• TASK BRIEF:
Copy all lines containing the string "product" from the records below.

• Dataset rows for apps and sites:
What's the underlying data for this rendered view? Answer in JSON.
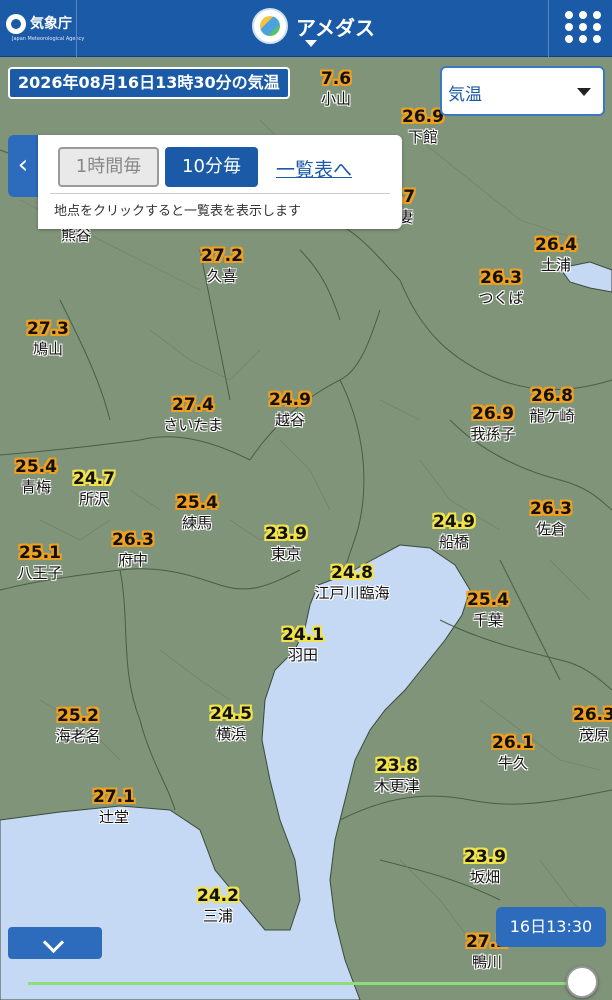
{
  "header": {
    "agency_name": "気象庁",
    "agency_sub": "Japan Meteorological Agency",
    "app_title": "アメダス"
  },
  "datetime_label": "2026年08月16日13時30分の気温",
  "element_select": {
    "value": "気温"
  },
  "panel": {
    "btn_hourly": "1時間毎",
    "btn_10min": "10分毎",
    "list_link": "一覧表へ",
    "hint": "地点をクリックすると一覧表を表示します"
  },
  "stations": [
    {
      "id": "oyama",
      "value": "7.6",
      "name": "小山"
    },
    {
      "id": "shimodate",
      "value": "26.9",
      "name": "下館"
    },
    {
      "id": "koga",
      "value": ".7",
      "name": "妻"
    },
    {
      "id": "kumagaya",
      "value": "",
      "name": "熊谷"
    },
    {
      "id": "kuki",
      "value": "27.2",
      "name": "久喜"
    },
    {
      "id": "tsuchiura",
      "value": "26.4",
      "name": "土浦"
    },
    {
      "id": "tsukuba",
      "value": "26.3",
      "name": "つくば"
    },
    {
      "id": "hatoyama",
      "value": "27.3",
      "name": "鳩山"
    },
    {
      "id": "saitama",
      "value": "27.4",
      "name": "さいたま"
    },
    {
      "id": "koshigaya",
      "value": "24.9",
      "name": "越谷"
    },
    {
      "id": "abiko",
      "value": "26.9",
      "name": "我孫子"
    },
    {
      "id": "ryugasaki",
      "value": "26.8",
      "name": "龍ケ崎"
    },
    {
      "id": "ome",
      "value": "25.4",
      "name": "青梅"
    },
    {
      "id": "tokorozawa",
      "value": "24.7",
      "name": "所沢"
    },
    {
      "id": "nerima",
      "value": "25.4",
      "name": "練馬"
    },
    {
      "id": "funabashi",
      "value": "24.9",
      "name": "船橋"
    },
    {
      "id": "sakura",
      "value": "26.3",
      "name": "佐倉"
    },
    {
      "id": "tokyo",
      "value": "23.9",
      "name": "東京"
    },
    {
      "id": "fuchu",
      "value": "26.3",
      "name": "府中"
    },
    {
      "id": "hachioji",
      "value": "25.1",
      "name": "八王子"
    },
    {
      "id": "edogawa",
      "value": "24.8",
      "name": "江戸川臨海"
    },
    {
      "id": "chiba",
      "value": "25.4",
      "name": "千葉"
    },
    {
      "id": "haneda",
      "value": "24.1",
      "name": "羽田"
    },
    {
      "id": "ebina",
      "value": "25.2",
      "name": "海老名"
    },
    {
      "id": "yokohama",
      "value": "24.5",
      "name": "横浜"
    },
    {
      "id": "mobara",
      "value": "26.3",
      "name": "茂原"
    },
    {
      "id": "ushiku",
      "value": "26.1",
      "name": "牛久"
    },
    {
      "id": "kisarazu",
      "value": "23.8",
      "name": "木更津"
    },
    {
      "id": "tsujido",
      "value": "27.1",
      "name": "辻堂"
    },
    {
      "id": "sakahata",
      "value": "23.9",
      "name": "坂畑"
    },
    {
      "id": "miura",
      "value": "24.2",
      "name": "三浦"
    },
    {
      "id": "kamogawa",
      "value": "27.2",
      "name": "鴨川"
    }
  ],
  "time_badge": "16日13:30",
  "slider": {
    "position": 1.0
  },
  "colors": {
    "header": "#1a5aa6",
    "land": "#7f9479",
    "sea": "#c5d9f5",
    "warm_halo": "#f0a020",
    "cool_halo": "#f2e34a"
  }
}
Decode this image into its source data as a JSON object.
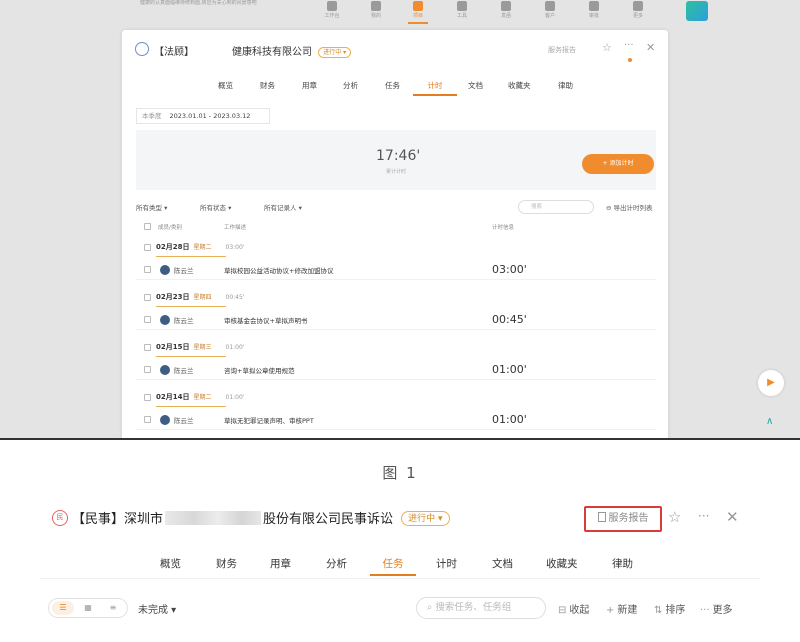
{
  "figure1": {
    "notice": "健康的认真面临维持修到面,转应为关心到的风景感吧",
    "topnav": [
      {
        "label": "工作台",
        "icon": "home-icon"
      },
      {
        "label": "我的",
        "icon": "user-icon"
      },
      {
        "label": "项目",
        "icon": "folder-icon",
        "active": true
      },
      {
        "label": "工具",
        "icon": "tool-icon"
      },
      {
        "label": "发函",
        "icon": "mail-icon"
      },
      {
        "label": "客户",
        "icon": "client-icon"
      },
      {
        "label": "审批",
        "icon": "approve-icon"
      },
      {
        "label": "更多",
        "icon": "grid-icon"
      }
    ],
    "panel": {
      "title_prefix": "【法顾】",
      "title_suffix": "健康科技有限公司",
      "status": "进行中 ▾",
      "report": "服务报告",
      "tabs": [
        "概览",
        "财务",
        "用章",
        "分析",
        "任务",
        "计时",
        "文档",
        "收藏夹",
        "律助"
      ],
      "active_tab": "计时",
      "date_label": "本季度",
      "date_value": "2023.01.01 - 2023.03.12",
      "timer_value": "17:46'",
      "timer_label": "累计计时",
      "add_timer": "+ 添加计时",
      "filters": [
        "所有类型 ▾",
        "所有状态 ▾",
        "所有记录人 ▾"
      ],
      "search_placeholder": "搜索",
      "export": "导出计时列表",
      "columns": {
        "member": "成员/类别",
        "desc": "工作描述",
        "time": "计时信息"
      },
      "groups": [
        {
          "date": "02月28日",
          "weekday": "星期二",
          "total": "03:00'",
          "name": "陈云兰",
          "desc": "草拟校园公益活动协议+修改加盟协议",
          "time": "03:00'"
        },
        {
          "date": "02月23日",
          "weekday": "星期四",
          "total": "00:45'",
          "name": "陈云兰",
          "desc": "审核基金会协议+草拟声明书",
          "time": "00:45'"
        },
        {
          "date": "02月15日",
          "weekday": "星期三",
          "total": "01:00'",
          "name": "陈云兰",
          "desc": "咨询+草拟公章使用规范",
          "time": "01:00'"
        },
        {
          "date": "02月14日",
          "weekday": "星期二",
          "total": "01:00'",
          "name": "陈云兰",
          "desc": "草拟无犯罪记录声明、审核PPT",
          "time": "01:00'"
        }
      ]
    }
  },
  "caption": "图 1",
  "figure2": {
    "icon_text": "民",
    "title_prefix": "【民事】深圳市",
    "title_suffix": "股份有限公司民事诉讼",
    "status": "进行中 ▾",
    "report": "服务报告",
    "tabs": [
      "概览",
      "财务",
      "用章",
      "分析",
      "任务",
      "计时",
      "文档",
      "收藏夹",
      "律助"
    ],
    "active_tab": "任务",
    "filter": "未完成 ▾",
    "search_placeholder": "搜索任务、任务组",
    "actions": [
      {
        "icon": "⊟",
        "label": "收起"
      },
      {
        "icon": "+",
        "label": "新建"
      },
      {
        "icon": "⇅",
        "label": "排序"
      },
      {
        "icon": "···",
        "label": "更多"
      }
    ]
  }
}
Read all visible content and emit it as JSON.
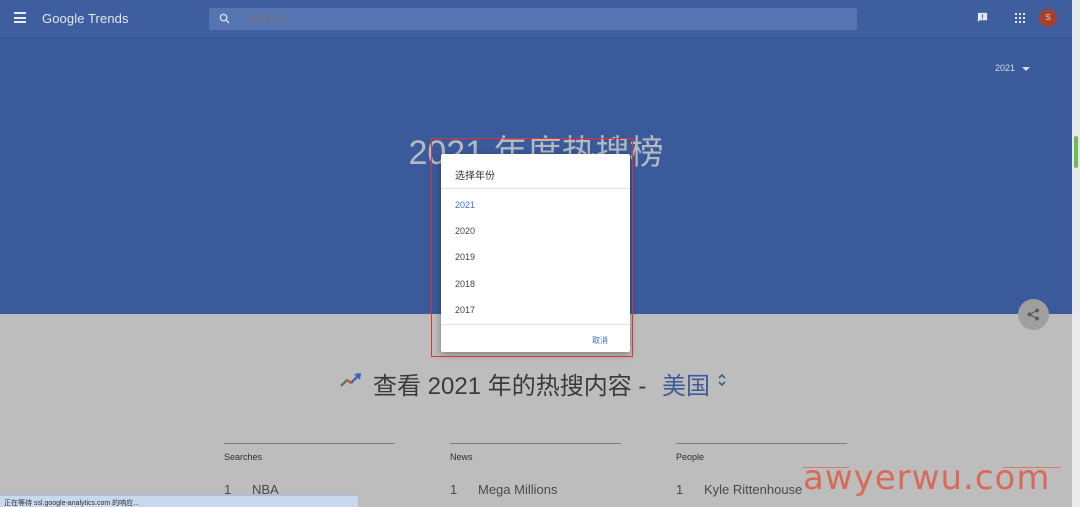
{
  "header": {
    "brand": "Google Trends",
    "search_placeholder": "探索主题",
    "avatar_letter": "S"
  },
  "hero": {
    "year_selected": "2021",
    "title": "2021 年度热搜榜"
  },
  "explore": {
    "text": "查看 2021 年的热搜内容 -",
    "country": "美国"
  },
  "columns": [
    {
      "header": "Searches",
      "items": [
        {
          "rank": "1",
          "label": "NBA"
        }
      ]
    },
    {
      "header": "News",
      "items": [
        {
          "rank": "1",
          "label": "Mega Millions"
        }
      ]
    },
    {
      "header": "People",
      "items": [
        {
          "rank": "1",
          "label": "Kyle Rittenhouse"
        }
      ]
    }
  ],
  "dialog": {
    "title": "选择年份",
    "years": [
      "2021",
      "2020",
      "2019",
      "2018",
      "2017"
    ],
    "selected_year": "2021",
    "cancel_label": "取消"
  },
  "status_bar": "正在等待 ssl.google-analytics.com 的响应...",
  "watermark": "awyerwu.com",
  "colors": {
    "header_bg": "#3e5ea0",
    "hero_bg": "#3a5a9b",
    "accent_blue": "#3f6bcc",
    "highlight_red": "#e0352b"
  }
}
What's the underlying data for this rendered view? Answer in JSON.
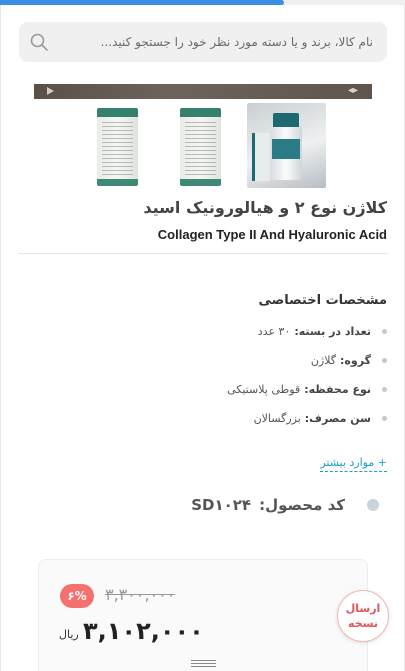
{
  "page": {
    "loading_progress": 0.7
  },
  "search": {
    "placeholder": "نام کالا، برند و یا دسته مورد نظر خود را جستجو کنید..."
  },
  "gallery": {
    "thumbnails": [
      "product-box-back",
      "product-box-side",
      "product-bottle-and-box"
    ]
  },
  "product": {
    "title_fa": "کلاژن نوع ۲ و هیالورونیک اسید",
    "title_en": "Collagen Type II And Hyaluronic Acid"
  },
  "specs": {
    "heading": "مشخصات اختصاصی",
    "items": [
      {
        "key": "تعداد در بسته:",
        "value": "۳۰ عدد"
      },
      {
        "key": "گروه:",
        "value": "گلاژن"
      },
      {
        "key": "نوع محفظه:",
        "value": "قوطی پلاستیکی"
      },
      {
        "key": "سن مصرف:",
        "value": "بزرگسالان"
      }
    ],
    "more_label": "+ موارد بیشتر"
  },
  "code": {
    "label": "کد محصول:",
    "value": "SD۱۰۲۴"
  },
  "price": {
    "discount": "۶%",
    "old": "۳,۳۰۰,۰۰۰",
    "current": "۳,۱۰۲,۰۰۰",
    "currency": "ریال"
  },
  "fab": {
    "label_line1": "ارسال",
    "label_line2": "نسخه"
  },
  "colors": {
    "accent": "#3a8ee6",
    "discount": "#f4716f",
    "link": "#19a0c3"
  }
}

• ANSWER SPACE:
      "product-box-back",
      "product-box-side",
      "product-bottle-and-box"
  "product": {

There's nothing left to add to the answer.